Lily and I have been making flyers and organizing our September 22nd Dance of Universal Peace in East Sound, Orcas Island.  Our voyage has a direction beside that which the winds take us.

From the vantage point of the Doctor’s Office coffee shop (it was an actual doctor’s office), I watch all manner of craft and float planes enter and depart Friday Harbor.  Old Hand lies anchored in 9 fathoms off the Oceanographic laboratories on the north east shore.

We are leaving later today for either Spencer Spit or Fisherman’s Bay on the north end of Lopez Island before our event.  it’s not really our event, but  part of a tradition-a spiritual community that exists all over the world.
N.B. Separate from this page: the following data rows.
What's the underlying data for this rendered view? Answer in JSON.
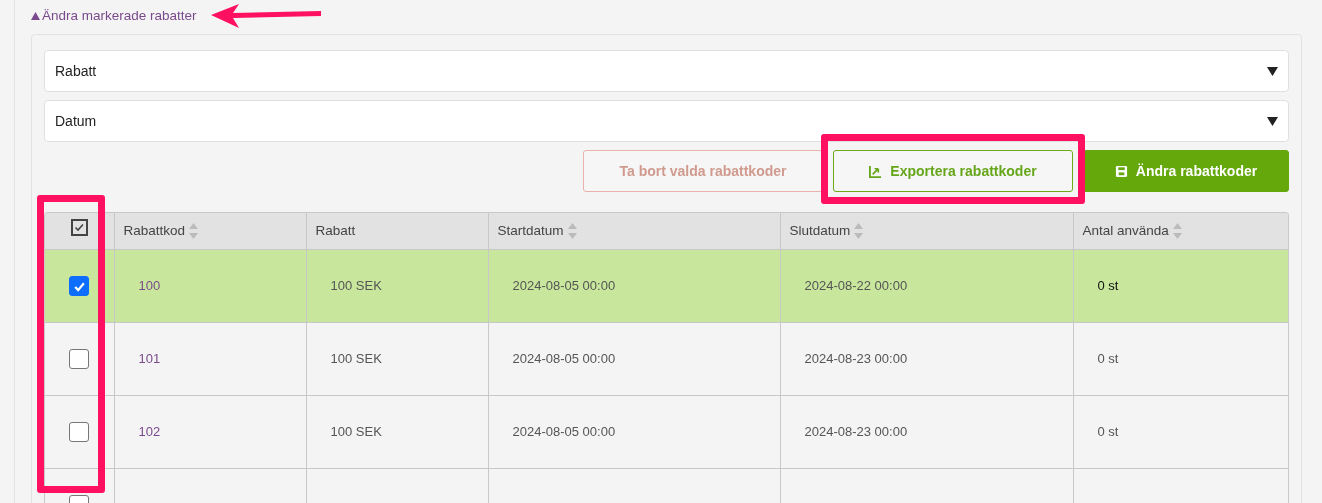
{
  "toggle": {
    "label": "Ändra markerade rabatter",
    "expanded": true
  },
  "selects": [
    {
      "value": "Rabatt"
    },
    {
      "value": "Datum"
    }
  ],
  "buttons": [
    {
      "kind": "danger-outline",
      "label": "Ta bort valda rabattkoder"
    },
    {
      "kind": "success-outline",
      "label": "Exportera rabattkoder"
    },
    {
      "kind": "success",
      "label": "Ändra rabattkoder"
    }
  ],
  "table": {
    "select_all": {
      "checked": true
    },
    "columns": [
      {
        "label": "Rabattkod",
        "sortable": true
      },
      {
        "label": "Rabatt",
        "sortable": false
      },
      {
        "label": "Startdatum",
        "sortable": true
      },
      {
        "label": "Slutdatum",
        "sortable": true
      },
      {
        "label": "Antal använda",
        "sortable": true
      }
    ],
    "rows": [
      {
        "selected": true,
        "cells": [
          "100",
          "100 SEK",
          "2024-08-05 00:00",
          "2024-08-22 00:00",
          "0 st"
        ]
      },
      {
        "selected": false,
        "cells": [
          "101",
          "100 SEK",
          "2024-08-05 00:00",
          "2024-08-23 00:00",
          "0 st"
        ]
      },
      {
        "selected": false,
        "cells": [
          "102",
          "100 SEK",
          "2024-08-05 00:00",
          "2024-08-23 00:00",
          "0 st"
        ]
      },
      {
        "selected": false
      }
    ]
  },
  "annotations": [
    {
      "kind": "arrow"
    },
    {
      "kind": "frame"
    },
    {
      "kind": "frame"
    }
  ]
}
Here’s Lily leading a song/dance she wrote based on the Amitabha meditation.  I may have gotten a little to free with the effects, but you can maybe get the jist of it.